_Assigned task_
Retype each line below precisely and omit all images.

App and web page records:
* * * * *
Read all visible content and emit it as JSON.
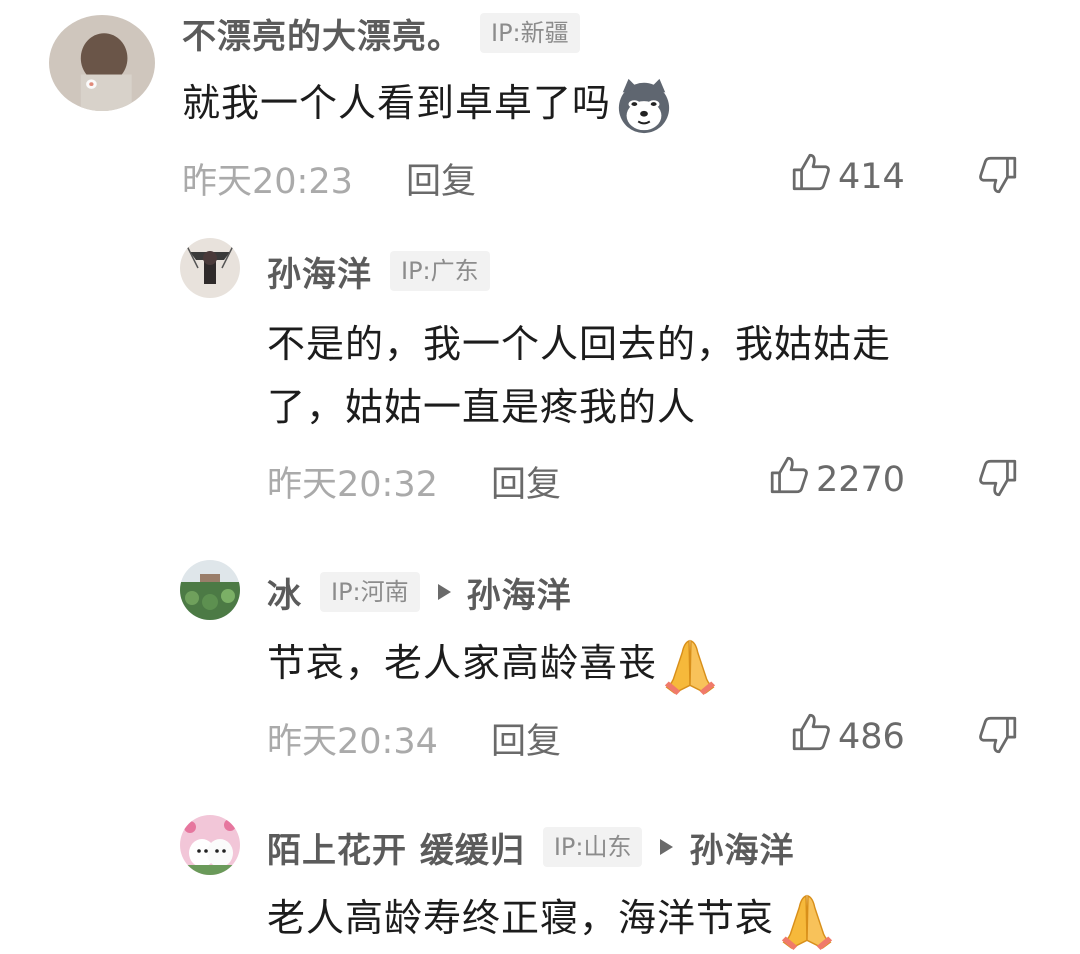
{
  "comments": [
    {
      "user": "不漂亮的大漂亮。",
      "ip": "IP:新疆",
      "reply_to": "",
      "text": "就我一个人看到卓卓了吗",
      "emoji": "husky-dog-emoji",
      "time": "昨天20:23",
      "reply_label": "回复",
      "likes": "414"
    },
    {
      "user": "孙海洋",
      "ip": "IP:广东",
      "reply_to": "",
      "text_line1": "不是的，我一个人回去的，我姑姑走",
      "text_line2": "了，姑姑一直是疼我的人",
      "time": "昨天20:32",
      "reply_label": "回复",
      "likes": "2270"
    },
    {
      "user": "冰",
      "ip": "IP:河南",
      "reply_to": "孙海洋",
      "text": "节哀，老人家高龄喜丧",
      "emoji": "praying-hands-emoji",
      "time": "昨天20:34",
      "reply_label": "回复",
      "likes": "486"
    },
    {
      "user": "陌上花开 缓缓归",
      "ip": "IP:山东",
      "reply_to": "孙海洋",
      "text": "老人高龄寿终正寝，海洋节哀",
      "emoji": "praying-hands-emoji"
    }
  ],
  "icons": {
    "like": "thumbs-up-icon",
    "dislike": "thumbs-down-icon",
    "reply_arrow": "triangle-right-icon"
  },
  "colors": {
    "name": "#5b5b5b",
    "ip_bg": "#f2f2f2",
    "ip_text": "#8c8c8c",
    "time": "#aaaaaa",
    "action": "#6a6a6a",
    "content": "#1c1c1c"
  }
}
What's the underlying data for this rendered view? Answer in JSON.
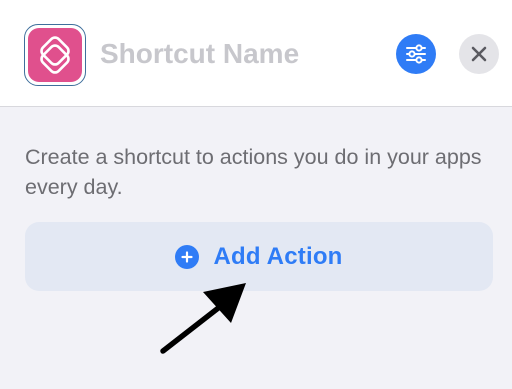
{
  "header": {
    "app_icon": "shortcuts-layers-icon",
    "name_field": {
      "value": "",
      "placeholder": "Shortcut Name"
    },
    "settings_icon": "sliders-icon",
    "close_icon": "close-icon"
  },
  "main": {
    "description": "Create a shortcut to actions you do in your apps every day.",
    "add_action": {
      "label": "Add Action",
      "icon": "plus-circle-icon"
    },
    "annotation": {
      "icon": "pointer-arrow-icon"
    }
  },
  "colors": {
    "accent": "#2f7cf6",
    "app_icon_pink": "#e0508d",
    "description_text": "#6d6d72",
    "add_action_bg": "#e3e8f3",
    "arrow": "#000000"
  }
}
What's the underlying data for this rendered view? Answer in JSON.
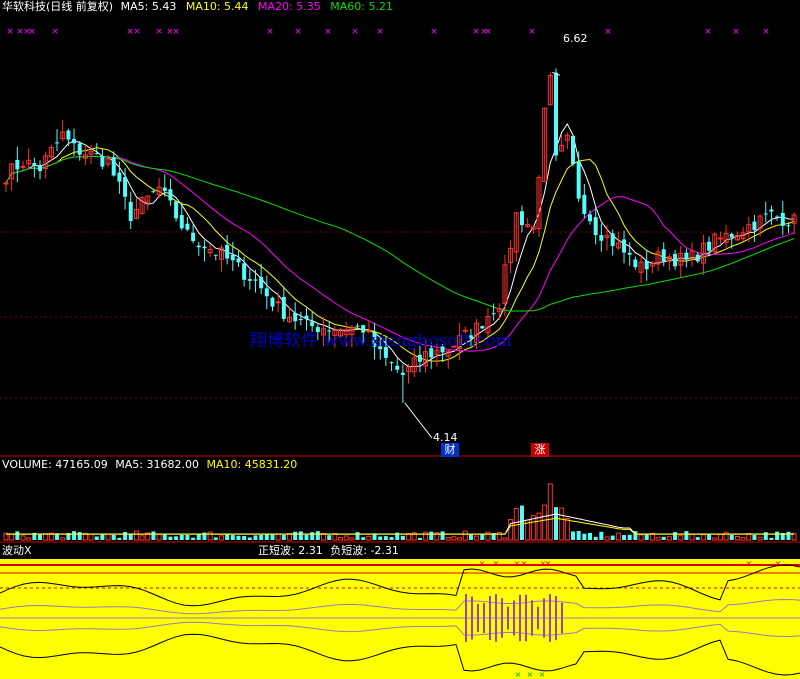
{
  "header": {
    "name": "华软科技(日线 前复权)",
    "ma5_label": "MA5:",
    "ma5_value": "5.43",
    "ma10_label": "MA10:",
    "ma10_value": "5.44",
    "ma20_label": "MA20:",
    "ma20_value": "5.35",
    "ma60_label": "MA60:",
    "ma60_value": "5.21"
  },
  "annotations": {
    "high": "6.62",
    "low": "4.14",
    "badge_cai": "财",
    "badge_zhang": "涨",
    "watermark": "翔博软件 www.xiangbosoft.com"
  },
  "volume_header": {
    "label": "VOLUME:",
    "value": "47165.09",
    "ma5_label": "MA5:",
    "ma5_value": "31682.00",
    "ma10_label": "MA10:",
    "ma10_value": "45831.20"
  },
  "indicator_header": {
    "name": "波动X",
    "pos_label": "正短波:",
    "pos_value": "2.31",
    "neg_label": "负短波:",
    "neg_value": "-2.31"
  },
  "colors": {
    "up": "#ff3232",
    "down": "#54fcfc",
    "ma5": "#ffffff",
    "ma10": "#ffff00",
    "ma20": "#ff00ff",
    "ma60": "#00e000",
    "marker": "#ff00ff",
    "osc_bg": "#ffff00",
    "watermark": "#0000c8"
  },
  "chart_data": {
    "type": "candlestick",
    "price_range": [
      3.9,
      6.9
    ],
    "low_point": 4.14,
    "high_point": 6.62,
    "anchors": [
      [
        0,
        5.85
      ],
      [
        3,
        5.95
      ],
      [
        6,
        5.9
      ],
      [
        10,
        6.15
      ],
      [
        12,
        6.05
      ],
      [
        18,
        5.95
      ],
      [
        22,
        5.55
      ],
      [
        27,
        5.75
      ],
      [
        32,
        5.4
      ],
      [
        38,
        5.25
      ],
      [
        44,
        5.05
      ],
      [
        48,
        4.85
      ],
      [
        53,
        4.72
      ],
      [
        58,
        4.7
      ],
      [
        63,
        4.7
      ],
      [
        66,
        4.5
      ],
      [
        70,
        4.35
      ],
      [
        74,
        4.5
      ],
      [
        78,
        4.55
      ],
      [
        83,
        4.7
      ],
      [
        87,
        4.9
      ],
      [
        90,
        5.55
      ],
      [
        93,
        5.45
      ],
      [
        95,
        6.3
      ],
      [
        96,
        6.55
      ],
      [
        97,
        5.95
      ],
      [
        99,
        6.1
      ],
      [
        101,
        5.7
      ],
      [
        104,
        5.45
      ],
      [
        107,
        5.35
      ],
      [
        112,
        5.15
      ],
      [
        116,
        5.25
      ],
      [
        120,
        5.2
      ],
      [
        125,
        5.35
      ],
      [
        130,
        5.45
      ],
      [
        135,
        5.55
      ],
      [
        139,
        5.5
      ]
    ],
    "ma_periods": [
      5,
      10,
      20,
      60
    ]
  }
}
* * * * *
_Your response_
Read all visible content and emit it as JSON.
{
  "comments": [
    {
      "user": "不漂亮的大漂亮。",
      "ip": "IP:新疆",
      "reply_to": "",
      "text": "就我一个人看到卓卓了吗",
      "emoji": "husky-dog-emoji",
      "time": "昨天20:23",
      "reply_label": "回复",
      "likes": "414"
    },
    {
      "user": "孙海洋",
      "ip": "IP:广东",
      "reply_to": "",
      "text_line1": "不是的，我一个人回去的，我姑姑走",
      "text_line2": "了，姑姑一直是疼我的人",
      "time": "昨天20:32",
      "reply_label": "回复",
      "likes": "2270"
    },
    {
      "user": "冰",
      "ip": "IP:河南",
      "reply_to": "孙海洋",
      "text": "节哀，老人家高龄喜丧",
      "emoji": "praying-hands-emoji",
      "time": "昨天20:34",
      "reply_label": "回复",
      "likes": "486"
    },
    {
      "user": "陌上花开 缓缓归",
      "ip": "IP:山东",
      "reply_to": "孙海洋",
      "text": "老人高龄寿终正寝，海洋节哀",
      "emoji": "praying-hands-emoji"
    }
  ],
  "icons": {
    "like": "thumbs-up-icon",
    "dislike": "thumbs-down-icon",
    "reply_arrow": "triangle-right-icon"
  },
  "colors": {
    "name": "#5b5b5b",
    "ip_bg": "#f2f2f2",
    "ip_text": "#8c8c8c",
    "time": "#aaaaaa",
    "action": "#6a6a6a",
    "content": "#1c1c1c"
  }
}
What's the underlying data for this rendered view? Answer in JSON.
{
  "header": {
    "app_icon": "shortcuts-layers-icon",
    "name_field": {
      "value": "",
      "placeholder": "Shortcut Name"
    },
    "settings_icon": "sliders-icon",
    "close_icon": "close-icon"
  },
  "main": {
    "description": "Create a shortcut to actions you do in your apps every day.",
    "add_action": {
      "label": "Add Action",
      "icon": "plus-circle-icon"
    },
    "annotation": {
      "icon": "pointer-arrow-icon"
    }
  },
  "colors": {
    "accent": "#2f7cf6",
    "app_icon_pink": "#e0508d",
    "description_text": "#6d6d72",
    "add_action_bg": "#e3e8f3",
    "arrow": "#000000"
  }
}
What's the underlying data for this rendered view? Answer in JSON.
{
  "header": {
    "name": "华软科技(日线 前复权)",
    "ma5_label": "MA5:",
    "ma5_value": "5.43",
    "ma10_label": "MA10:",
    "ma10_value": "5.44",
    "ma20_label": "MA20:",
    "ma20_value": "5.35",
    "ma60_label": "MA60:",
    "ma60_value": "5.21"
  },
  "annotations": {
    "high": "6.62",
    "low": "4.14",
    "badge_cai": "财",
    "badge_zhang": "涨",
    "watermark": "翔博软件 www.xiangbosoft.com"
  },
  "volume_header": {
    "label": "VOLUME:",
    "value": "47165.09",
    "ma5_label": "MA5:",
    "ma5_value": "31682.00",
    "ma10_label": "MA10:",
    "ma10_value": "45831.20"
  },
  "indicator_header": {
    "name": "波动X",
    "pos_label": "正短波:",
    "pos_value": "2.31",
    "neg_label": "负短波:",
    "neg_value": "-2.31"
  },
  "colors": {
    "up": "#ff3232",
    "down": "#54fcfc",
    "ma5": "#ffffff",
    "ma10": "#ffff00",
    "ma20": "#ff00ff",
    "ma60": "#00e000",
    "marker": "#ff00ff",
    "osc_bg": "#ffff00",
    "watermark": "#0000c8"
  },
  "chart_data": {
    "type": "candlestick",
    "price_range": [
      3.9,
      6.9
    ],
    "low_point": 4.14,
    "high_point": 6.62,
    "anchors": [
      [
        0,
        5.85
      ],
      [
        3,
        5.95
      ],
      [
        6,
        5.9
      ],
      [
        10,
        6.15
      ],
      [
        12,
        6.05
      ],
      [
        18,
        5.95
      ],
      [
        22,
        5.55
      ],
      [
        27,
        5.75
      ],
      [
        32,
        5.4
      ],
      [
        38,
        5.25
      ],
      [
        44,
        5.05
      ],
      [
        48,
        4.85
      ],
      [
        53,
        4.72
      ],
      [
        58,
        4.7
      ],
      [
        63,
        4.7
      ],
      [
        66,
        4.5
      ],
      [
        70,
        4.35
      ],
      [
        74,
        4.5
      ],
      [
        78,
        4.55
      ],
      [
        83,
        4.7
      ],
      [
        87,
        4.9
      ],
      [
        90,
        5.55
      ],
      [
        93,
        5.45
      ],
      [
        95,
        6.3
      ],
      [
        96,
        6.55
      ],
      [
        97,
        5.95
      ],
      [
        99,
        6.1
      ],
      [
        101,
        5.7
      ],
      [
        104,
        5.45
      ],
      [
        107,
        5.35
      ],
      [
        112,
        5.15
      ],
      [
        116,
        5.25
      ],
      [
        120,
        5.2
      ],
      [
        125,
        5.35
      ],
      [
        130,
        5.45
      ],
      [
        135,
        5.55
      ],
      [
        139,
        5.5
      ]
    ],
    "ma_periods": [
      5,
      10,
      20,
      60
    ]
  }
}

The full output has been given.